The market has also seen the introduction of tablets targeted at specialized verticals such as education and enterprises. The government announced the Aakash initiative, with the intent of offering $35 tablets subsidized to students, creating further interest and opportunities for the Indian market. As the first of the educational institutes consider deployments of tablets, Telecom operators such as Reliance have also rolled out tablets with attractive tariff plans and at mid-tier rates.
The tablet value proposition for the Indian consumer is dependent on a combination of affordability, user experience, aspiration and utility. As the core value proposition is yet to be understood by consumers (as certain consumer segments question the need for a third device), the tablet’s ability to be ‘something for everybody’ needs to be optimally exploited by the various players for the Indian market. There are challenges for adoption – lack of ubiquitous 3G coverage and faster data speeds deter users from an optimal user experience, prevalent digital privacy, low digital content sales and lack of alternate payment models are all impediments for uptake of tablets.

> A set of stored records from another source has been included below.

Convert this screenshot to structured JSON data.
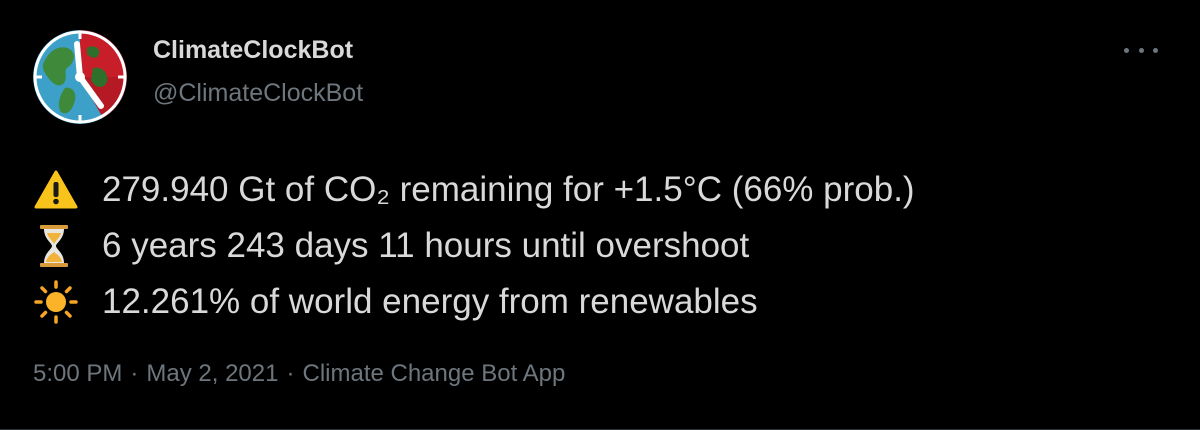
{
  "author": {
    "display_name": "ClimateClockBot",
    "handle": "@ClimateClockBot",
    "avatar_icon": "climate-clock-globe-icon"
  },
  "more_menu_icon": "more-horizontal-icon",
  "lines": [
    {
      "icon": "warning-icon",
      "text": "279.940 Gt of CO₂ remaining for +1.5°C (66% prob.)"
    },
    {
      "icon": "hourglass-icon",
      "text": "6 years 243 days 11 hours until overshoot"
    },
    {
      "icon": "sun-icon",
      "text": "12.261% of world energy from renewables"
    }
  ],
  "meta": {
    "time": "5:00 PM",
    "separator": "·",
    "date": "May 2, 2021",
    "source": "Climate Change Bot App"
  },
  "colors": {
    "background": "#000000",
    "text": "#d9d9d9",
    "secondary": "#6e767d",
    "divider": "#2f3336"
  }
}
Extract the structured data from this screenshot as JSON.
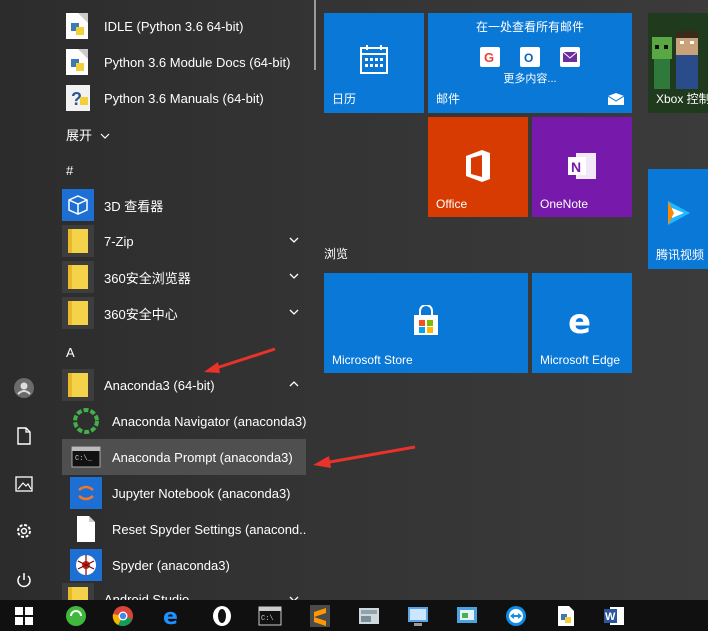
{
  "app_list": {
    "items": [
      {
        "label": "IDLE (Python 3.6 64-bit)"
      },
      {
        "label": "Python 3.6 Module Docs (64-bit)"
      },
      {
        "label": "Python 3.6 Manuals (64-bit)"
      }
    ],
    "expand_label": "展开",
    "section_hash": "#",
    "hash_items": [
      {
        "label": "3D 查看器"
      },
      {
        "label": "7-Zip"
      },
      {
        "label": "360安全浏览器"
      },
      {
        "label": "360安全中心"
      }
    ],
    "section_a": "A",
    "anaconda_folder": "Anaconda3 (64-bit)",
    "anaconda_items": [
      {
        "label": "Anaconda Navigator (anaconda3)"
      },
      {
        "label": "Anaconda Prompt (anaconda3)"
      },
      {
        "label": "Jupyter Notebook (anaconda3)"
      },
      {
        "label": "Reset Spyder Settings (anacond..."
      },
      {
        "label": "Spyder (anaconda3)"
      }
    ],
    "android_studio": "Android Studio"
  },
  "tiles": {
    "calendar": "日历",
    "mail_header": "在一处查看所有邮件",
    "mail_more": "更多内容...",
    "mail": "邮件",
    "xbox": "Xbox 控制",
    "office": "Office",
    "onenote": "OneNote",
    "tencent_video": "腾讯视频",
    "browse_group": "浏览",
    "store": "Microsoft Store",
    "edge": "Microsoft Edge"
  },
  "colors": {
    "tile_blue": "#0a78d7",
    "office_red": "#d83b01",
    "onenote_purple": "#7719aa",
    "arrow_red": "#e8322a",
    "highlight": "#4f4f4f"
  },
  "icons": {
    "rail": [
      "user-icon",
      "document-icon",
      "pictures-icon",
      "settings-icon",
      "power-icon"
    ],
    "taskbar": [
      "windows-start-icon",
      "360-browser-icon",
      "chrome-icon",
      "edge-icon",
      "opera-icon",
      "terminal-icon",
      "sublime-icon",
      "file-manager-icon",
      "control-panel-icon",
      "teamviewer-icon",
      "python-file-icon",
      "word-icon"
    ]
  }
}
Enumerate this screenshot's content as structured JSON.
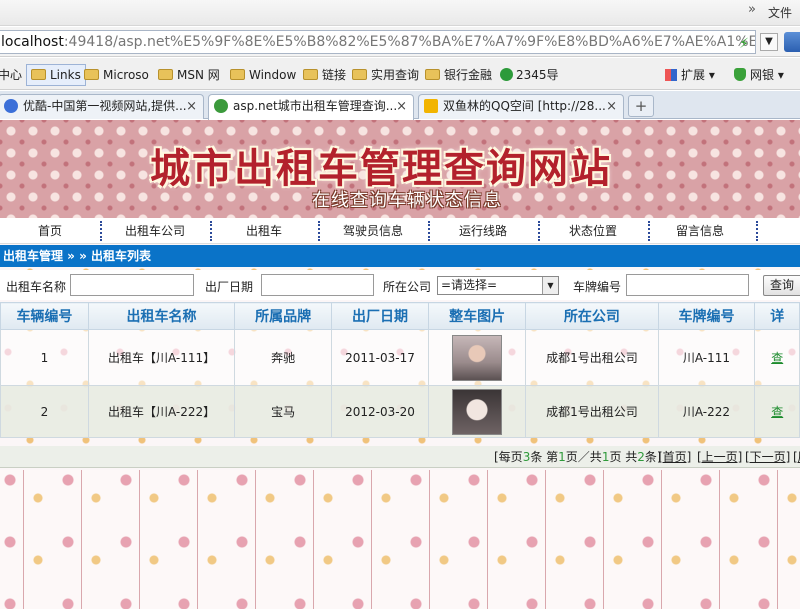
{
  "browser": {
    "right_menu": "文件",
    "arrows": "»",
    "url_host": "localhost",
    "url_rest": ":49418/asp.net%E5%9F%8E%E5%B8%82%E5%87%BA%E7%A7%9F%E8%BD%A6%E7%AE%A1%E7%",
    "favorites": [
      "中心",
      "Links",
      "Microso",
      "MSN 网",
      "Window",
      "链接",
      "实用查询",
      "银行金融",
      "2345导",
      "扩展",
      "网银"
    ],
    "tabs": [
      {
        "label": "优酷-中国第一视频网站,提供...",
        "icon_color": "#3b6fd8"
      },
      {
        "label": "asp.net城市出租车管理查询...",
        "icon_color": "#3c9a3c"
      },
      {
        "label": "双鱼林的QQ空间 [http://28...",
        "icon_color": "#f2b400"
      }
    ],
    "close_glyph": "×",
    "new_tab_glyph": "+"
  },
  "banner": {
    "title": "城市出租车管理查询网站",
    "subtitle": "在线查询车辆状态信息"
  },
  "nav": {
    "items": [
      "首页",
      "出租车公司",
      "出租车",
      "驾驶员信息",
      "运行线路",
      "状态位置",
      "留言信息"
    ]
  },
  "breadcrumb": "出租车管理 » » 出租车列表",
  "search": {
    "name_label": "出租车名称",
    "date_label": "出厂日期",
    "company_label": "所在公司",
    "company_selected": "=请选择=",
    "plate_label": "车牌编号",
    "query_button": "查询"
  },
  "table": {
    "headers": [
      "车辆编号",
      "出租车名称",
      "所属品牌",
      "出厂日期",
      "整车图片",
      "所在公司",
      "车牌编号",
      "详"
    ],
    "rows": [
      {
        "id": "1",
        "name": "出租车【川A-111】",
        "brand": "奔驰",
        "date": "2011-03-17",
        "company": "成都1号出租公司",
        "plate": "川A-111",
        "action": "查"
      },
      {
        "id": "2",
        "name": "出租车【川A-222】",
        "brand": "宝马",
        "date": "2012-03-20",
        "company": "成都1号出租公司",
        "plate": "川A-222",
        "action": "查"
      }
    ]
  },
  "pager": {
    "per_page_prefix": "[每页",
    "per_page": "3",
    "per_page_suffix": "条 第",
    "page": "1",
    "page_sep": "页／共",
    "pages": "1",
    "total_prefix": "页 共",
    "total": "2",
    "total_suffix": "条]",
    "first": "[首页]",
    "prev": "[上一页]",
    "next": "[下一页]",
    "last": "[尾"
  }
}
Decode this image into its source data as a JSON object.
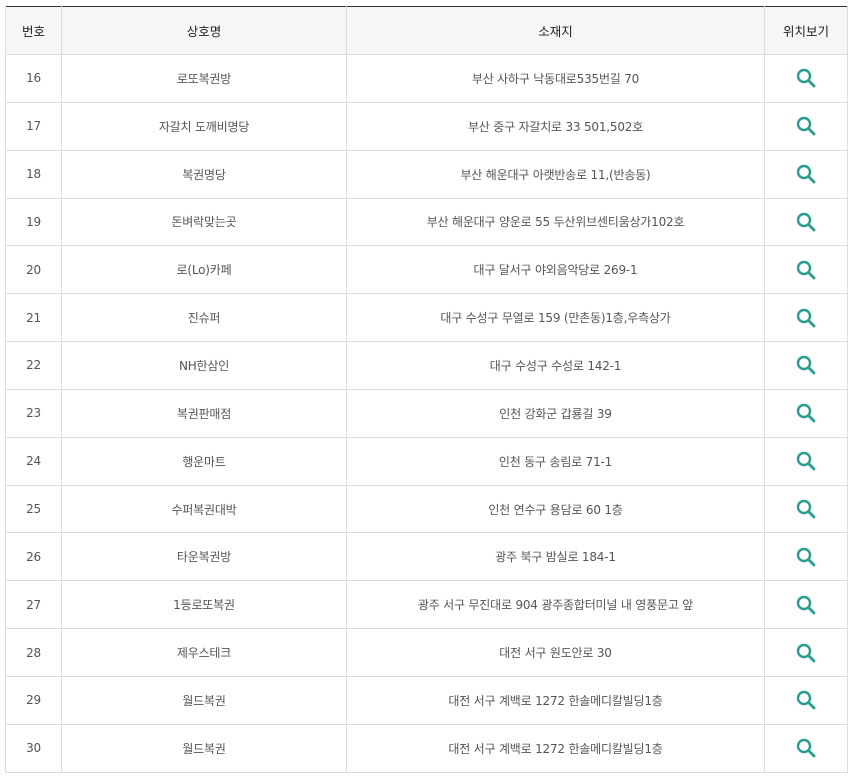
{
  "table": {
    "headers": {
      "num": "번호",
      "name": "상호명",
      "address": "소재지",
      "location": "위치보기"
    },
    "rows": [
      {
        "num": "16",
        "name": "로또복권방",
        "address": "부산 사하구 낙동대로535번길 70"
      },
      {
        "num": "17",
        "name": "자갈치 도깨비명당",
        "address": "부산 중구 자갈치로 33 501,502호"
      },
      {
        "num": "18",
        "name": "복권명당",
        "address": "부산 해운대구 아랫반송로 11,(반송동)"
      },
      {
        "num": "19",
        "name": "돈벼락맞는곳",
        "address": "부산 해운대구 양운로 55 두산위브센티움상가102호"
      },
      {
        "num": "20",
        "name": "로(Lo)카페",
        "address": "대구 달서구 야외음악당로 269-1"
      },
      {
        "num": "21",
        "name": "진슈퍼",
        "address": "대구 수성구 무열로 159 (만촌동)1층,우측상가"
      },
      {
        "num": "22",
        "name": "NH한삼인",
        "address": "대구 수성구 수성로 142-1"
      },
      {
        "num": "23",
        "name": "복권판매점",
        "address": "인천 강화군 갑룡길 39"
      },
      {
        "num": "24",
        "name": "행운마트",
        "address": "인천 동구 송림로 71-1"
      },
      {
        "num": "25",
        "name": "수퍼복권대박",
        "address": "인천 연수구 용담로 60 1층"
      },
      {
        "num": "26",
        "name": "타운복권방",
        "address": "광주 북구 밤실로 184-1"
      },
      {
        "num": "27",
        "name": "1등로또복권",
        "address": "광주 서구 무진대로 904 광주종합터미널 내 영풍문고 앞"
      },
      {
        "num": "28",
        "name": "제우스테크",
        "address": "대전 서구 원도안로 30"
      },
      {
        "num": "29",
        "name": "월드복권",
        "address": "대전 서구 계백로 1272 한솔메디칼빌딩1층"
      },
      {
        "num": "30",
        "name": "월드복권",
        "address": "대전 서구 계백로 1272 한솔메디칼빌딩1층"
      }
    ]
  },
  "icons": {
    "location_button": "search-icon"
  },
  "colors": {
    "header_bg": "#f6f6f6",
    "header_top_border": "#333333",
    "grid_line": "#dcdcdc",
    "icon": "#2a9d8f",
    "cell_text": "#555555",
    "header_text": "#222222"
  }
}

Globally, tablets are following the adoption path of smartphones and not of netbooks. We believe it will be a similar case in India as well. In 2012, a majority of the sales are expected to come from the retail channel and consumers will choose to purchase either a smartphone or tablet but not both (at least within six to nine months of purchase of the former).
Significant adoption by verticals such as education and the unconnected segment is not expected before 2013. Tablet adoption in India has been projected from the installed base, as well as growth of different mobile phones and other ecosystem enablers. Based on all these scenarios, we expect tablets could potentially reach over 5.5 million units by 2014.
To highlight the opportunities that India presents, the India market breakdown is as follows at the time of release of this report. India currently has over 100 million active Internet users, over 50 million PC owners, between 15 million and 18 million 3G subscribers, over 140 million TV households, over 540 million unique mobile device owners, over 20 million smartphone users, over 2.3 million IT and ITES workforce and over 36 million Facebook users.
In addition, on the ecosystem front, the world knows that ‘there is an app for every need’, Touch interfaces have changed usage paradigms, The Indian Government has ambitious plans to marry technology with the education sector, the 2012 global tablet projections are over 110 million and China, Taiwan based ODMs are driving economies of scale.
It is up to the ecosystem players to navigate through a highly fragmented retail universe, diverse consumer segments, unique customer expectations and complex market dynamics and capitalize on the market opportunity called India.
The entire report is available for download here. (5.8 MB PDF)
Via : Convergence Catalyst